Bridging Indigenous and Western paradigms in research can offer benefits but it can also be challenging because of the need to navigate power dynamics and differences in perspectives. Amid the Western epistemic norms that dominate most academic spaces in Canada, researchers must endeavour to bridge paradigms in such a way that Indigenous rights to self-determination are upheld, ensuring that Indigenous paradigms or worldviews are not subsumed by or tokenized within Western paradigms. Researchers must also be able to demonstrate the coherence of their project, showing how all aspects fit well together despite the involvement of different perspectives. This article shares lessons learned from a research project in which we aimed to coherently bridge Inuit worldviews and the critical paradigm in a manner that foregrounds Inuit perspectives. We present an accountability framework that supported project planning and decision-making in alignment with our core project intentions by prioritizing requirements for paradigm bridging. This framework was guided by concepts from or based on Inuit knowledge (i.e., piliriqatigiinniq and the Qaggiq Model) and qualitative research (i.e., meaningful coherence). We draw examples from our study to illustrate how we strove to achieve a balanced, dynamic relationship between Inuit and Western epistemologies, which was facilitated by shared points of common ground. Intentional focus was required to continually resist and redress power im- balances. We emphasize the importance of reflexivity and humility to the whole endeavour, highlighting the relevance of researcher positionality from the perspective of the Qallunaaq (White) lead researcher. While acknowledging that any effort to bridge paradigms must be specific to context, we propose that following an iterative, collaborative, reflexive, dynamic and responsive process can enable accountability to Indigenous communities and fidelity to researcher intentions. Such actions support the production of research that is meaningful, valued and useful to the population it intends to serve.

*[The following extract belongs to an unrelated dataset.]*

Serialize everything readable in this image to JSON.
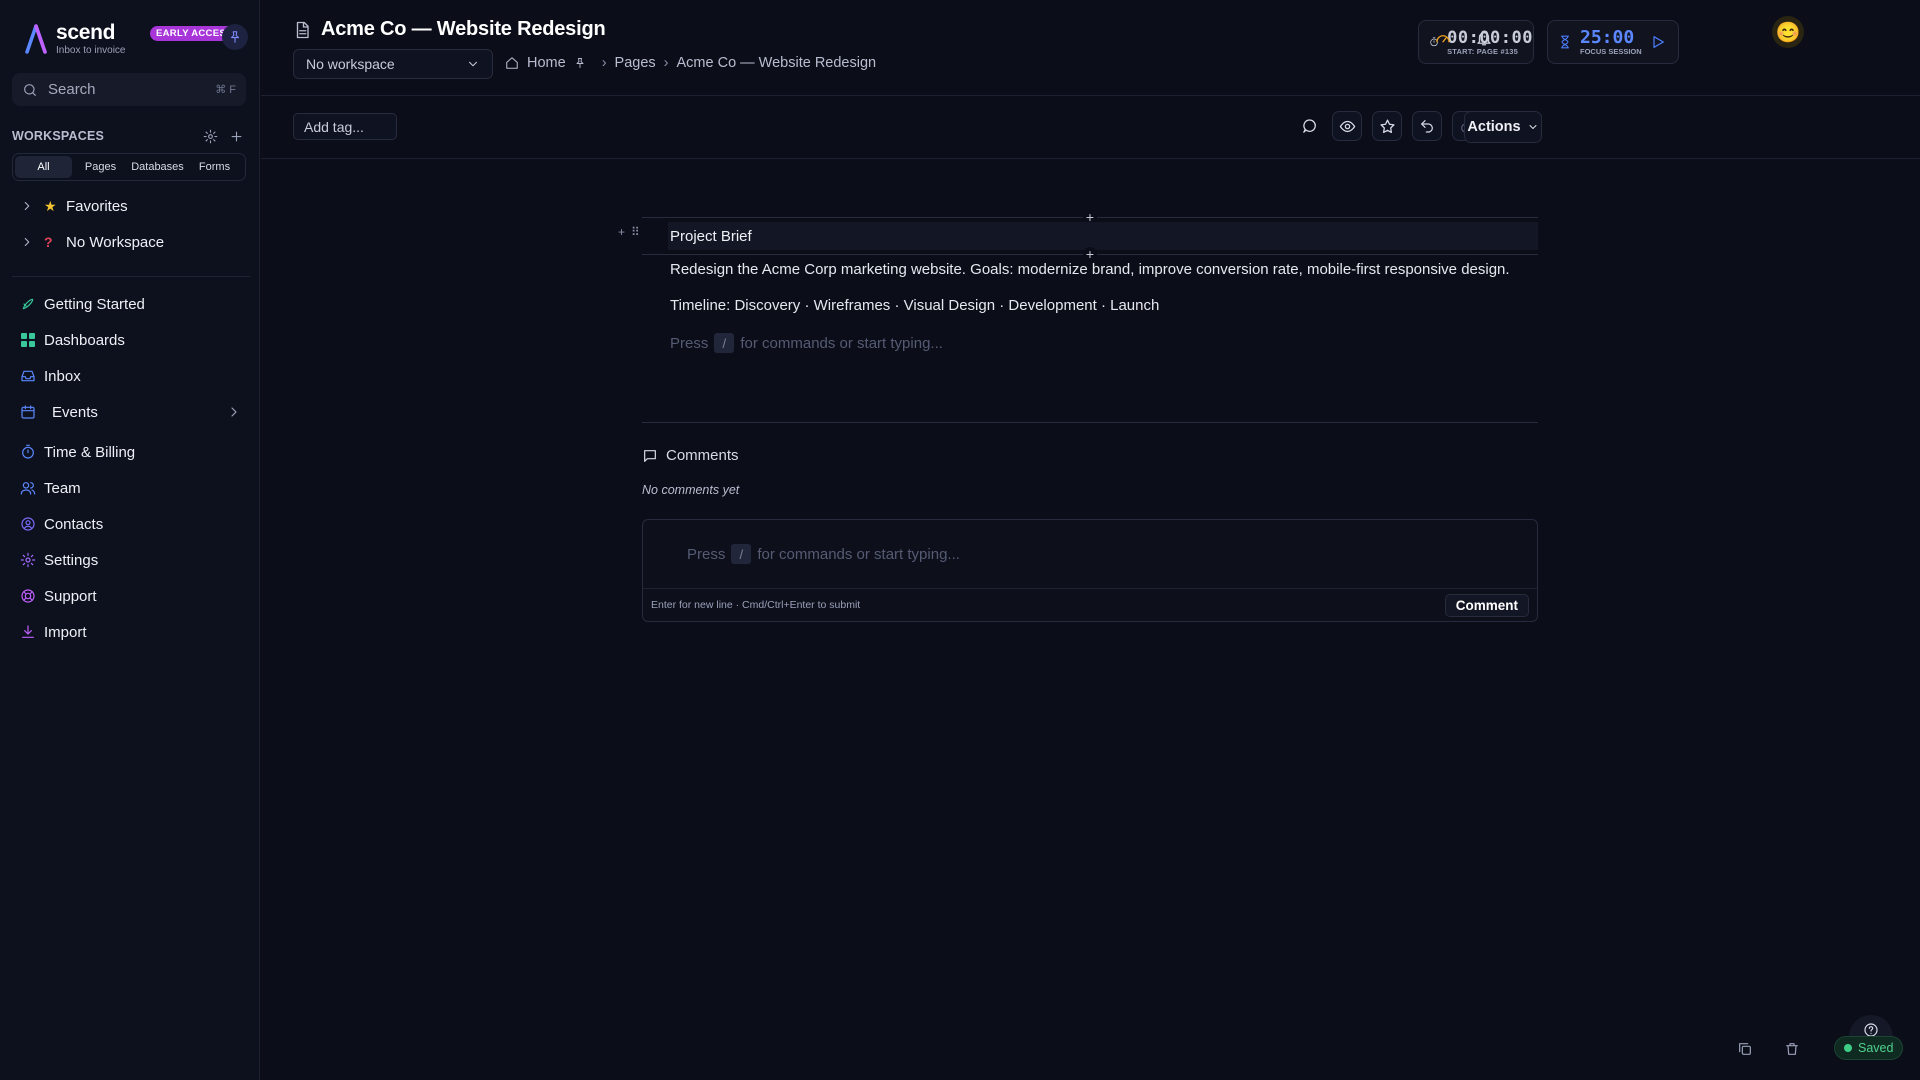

Indigenous research, critical research, research paradigms, qualitative methodologies, Indigenous rights, meaningful coherence